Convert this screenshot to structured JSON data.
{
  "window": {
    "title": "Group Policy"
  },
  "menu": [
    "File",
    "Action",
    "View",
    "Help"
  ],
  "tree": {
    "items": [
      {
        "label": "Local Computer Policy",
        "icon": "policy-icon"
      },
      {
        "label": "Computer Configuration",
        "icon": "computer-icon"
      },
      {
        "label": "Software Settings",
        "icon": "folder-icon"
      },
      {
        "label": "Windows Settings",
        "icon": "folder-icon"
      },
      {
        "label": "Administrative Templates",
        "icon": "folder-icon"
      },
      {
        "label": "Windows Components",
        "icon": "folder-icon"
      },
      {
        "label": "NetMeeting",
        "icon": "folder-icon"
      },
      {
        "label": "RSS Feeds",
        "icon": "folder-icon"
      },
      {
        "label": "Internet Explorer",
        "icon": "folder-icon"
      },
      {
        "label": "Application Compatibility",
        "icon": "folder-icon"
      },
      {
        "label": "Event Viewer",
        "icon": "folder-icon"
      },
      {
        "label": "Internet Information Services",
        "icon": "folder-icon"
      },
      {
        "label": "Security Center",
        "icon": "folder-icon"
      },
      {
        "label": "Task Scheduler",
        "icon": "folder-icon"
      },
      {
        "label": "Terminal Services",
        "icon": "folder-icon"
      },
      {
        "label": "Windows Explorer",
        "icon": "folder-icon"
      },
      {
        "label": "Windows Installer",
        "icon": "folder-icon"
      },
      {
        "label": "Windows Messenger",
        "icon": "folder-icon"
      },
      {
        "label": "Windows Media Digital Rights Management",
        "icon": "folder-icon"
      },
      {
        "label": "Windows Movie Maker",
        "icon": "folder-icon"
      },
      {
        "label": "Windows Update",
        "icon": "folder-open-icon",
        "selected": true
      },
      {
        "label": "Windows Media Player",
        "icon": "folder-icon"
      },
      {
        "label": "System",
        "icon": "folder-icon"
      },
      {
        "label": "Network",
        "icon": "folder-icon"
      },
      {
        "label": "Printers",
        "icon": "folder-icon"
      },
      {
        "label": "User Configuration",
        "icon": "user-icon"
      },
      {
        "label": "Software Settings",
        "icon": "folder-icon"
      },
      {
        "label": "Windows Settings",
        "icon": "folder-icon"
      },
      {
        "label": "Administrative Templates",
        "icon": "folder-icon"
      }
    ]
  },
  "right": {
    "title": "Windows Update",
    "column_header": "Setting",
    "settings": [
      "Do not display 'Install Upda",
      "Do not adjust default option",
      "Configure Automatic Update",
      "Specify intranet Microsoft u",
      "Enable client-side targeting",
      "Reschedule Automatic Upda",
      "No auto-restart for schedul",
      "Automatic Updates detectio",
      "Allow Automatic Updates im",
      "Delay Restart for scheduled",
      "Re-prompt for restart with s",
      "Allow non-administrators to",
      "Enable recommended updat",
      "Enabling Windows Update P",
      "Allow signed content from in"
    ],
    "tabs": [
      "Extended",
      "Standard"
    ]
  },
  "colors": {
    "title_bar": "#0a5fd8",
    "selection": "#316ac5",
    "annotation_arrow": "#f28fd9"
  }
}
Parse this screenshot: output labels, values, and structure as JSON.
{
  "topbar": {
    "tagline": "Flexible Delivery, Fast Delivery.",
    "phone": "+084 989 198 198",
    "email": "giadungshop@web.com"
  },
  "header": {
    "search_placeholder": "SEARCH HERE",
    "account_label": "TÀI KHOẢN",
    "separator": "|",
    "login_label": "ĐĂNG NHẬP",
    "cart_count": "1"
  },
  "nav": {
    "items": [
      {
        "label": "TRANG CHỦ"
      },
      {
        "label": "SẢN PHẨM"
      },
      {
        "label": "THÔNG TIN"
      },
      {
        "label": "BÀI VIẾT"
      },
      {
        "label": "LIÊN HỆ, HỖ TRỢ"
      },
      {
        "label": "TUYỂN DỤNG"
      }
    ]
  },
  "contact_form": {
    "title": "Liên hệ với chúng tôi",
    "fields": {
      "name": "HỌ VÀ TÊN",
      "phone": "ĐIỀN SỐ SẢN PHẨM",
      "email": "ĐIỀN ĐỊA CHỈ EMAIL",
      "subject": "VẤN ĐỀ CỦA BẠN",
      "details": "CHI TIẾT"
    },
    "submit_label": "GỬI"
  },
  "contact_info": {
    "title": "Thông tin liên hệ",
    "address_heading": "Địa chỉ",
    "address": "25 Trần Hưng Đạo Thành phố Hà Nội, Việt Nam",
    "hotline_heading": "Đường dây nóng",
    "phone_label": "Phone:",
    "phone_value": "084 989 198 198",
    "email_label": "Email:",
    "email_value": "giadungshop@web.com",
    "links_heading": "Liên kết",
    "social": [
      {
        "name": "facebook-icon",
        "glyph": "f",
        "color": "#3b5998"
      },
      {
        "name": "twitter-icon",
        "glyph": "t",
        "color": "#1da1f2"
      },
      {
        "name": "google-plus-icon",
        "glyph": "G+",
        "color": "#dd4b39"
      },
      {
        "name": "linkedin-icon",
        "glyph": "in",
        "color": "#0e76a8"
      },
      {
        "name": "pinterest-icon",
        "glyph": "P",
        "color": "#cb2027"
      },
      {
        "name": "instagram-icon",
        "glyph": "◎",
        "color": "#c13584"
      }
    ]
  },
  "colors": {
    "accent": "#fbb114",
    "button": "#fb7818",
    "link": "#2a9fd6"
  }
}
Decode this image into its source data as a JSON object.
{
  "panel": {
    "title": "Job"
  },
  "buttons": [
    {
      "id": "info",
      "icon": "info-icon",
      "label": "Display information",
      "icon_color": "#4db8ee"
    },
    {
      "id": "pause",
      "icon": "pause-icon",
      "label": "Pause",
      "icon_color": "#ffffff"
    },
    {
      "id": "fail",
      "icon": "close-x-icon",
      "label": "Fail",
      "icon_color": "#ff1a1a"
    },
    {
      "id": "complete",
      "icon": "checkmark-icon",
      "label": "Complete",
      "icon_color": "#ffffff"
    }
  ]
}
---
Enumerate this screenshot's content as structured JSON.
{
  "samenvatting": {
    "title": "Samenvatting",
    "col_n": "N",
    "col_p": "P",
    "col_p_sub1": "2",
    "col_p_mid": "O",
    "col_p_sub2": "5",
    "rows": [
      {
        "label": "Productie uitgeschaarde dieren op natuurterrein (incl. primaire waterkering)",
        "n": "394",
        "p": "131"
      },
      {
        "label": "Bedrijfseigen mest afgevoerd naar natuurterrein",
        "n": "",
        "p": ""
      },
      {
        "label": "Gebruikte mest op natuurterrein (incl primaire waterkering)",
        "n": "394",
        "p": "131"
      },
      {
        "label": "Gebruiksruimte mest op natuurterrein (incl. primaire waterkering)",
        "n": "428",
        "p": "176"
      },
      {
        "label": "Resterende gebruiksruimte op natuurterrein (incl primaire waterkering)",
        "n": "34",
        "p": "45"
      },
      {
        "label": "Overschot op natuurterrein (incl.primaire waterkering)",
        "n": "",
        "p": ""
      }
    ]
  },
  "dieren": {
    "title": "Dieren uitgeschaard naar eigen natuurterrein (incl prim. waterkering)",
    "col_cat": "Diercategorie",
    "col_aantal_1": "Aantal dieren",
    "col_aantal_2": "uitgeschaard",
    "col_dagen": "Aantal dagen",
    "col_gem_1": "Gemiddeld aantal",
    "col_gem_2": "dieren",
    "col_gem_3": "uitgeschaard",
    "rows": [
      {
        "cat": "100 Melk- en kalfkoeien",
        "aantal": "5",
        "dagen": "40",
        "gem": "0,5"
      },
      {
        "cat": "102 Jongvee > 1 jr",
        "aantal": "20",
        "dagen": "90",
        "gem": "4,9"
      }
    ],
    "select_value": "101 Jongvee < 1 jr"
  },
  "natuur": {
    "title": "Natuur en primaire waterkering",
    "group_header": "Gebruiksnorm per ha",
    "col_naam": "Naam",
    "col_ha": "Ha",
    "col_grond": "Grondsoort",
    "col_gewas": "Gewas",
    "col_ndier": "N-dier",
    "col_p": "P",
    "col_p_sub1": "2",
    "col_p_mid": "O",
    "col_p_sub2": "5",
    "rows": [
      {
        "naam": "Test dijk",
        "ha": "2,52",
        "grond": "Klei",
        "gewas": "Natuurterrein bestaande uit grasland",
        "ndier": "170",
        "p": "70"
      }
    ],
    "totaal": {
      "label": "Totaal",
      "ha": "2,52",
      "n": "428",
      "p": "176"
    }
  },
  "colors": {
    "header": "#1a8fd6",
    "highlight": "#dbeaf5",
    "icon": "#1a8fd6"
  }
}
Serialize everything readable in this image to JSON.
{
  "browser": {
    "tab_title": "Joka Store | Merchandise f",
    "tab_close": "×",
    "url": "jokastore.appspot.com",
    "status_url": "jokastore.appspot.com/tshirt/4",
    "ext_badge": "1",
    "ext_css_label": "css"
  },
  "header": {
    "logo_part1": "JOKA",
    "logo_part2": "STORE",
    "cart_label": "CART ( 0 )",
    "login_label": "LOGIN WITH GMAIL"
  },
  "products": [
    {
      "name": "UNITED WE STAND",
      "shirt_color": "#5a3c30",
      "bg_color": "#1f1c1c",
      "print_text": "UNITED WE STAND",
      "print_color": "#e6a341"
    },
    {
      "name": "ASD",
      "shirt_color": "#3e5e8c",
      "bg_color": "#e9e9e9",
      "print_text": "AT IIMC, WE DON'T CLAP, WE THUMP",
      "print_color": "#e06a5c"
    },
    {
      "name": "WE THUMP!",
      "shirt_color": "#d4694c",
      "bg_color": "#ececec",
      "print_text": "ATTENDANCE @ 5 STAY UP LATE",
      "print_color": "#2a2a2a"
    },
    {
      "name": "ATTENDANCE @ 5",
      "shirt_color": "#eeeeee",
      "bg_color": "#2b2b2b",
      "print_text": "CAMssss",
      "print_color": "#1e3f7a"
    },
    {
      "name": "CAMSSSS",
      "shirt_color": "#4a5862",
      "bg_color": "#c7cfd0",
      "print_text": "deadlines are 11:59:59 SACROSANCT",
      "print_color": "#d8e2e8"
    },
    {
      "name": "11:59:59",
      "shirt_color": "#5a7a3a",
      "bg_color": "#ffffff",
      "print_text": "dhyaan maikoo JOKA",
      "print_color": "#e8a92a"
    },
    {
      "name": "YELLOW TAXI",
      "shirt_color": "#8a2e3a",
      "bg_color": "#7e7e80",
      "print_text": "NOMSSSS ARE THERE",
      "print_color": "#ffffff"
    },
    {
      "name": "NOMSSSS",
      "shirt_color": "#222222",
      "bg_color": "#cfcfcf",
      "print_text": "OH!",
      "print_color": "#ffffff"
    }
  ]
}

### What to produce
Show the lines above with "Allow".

### Solved exercise
      "Allow Automatic Updates im",
      "Allow non-administrators to",
      "Allow signed content from in"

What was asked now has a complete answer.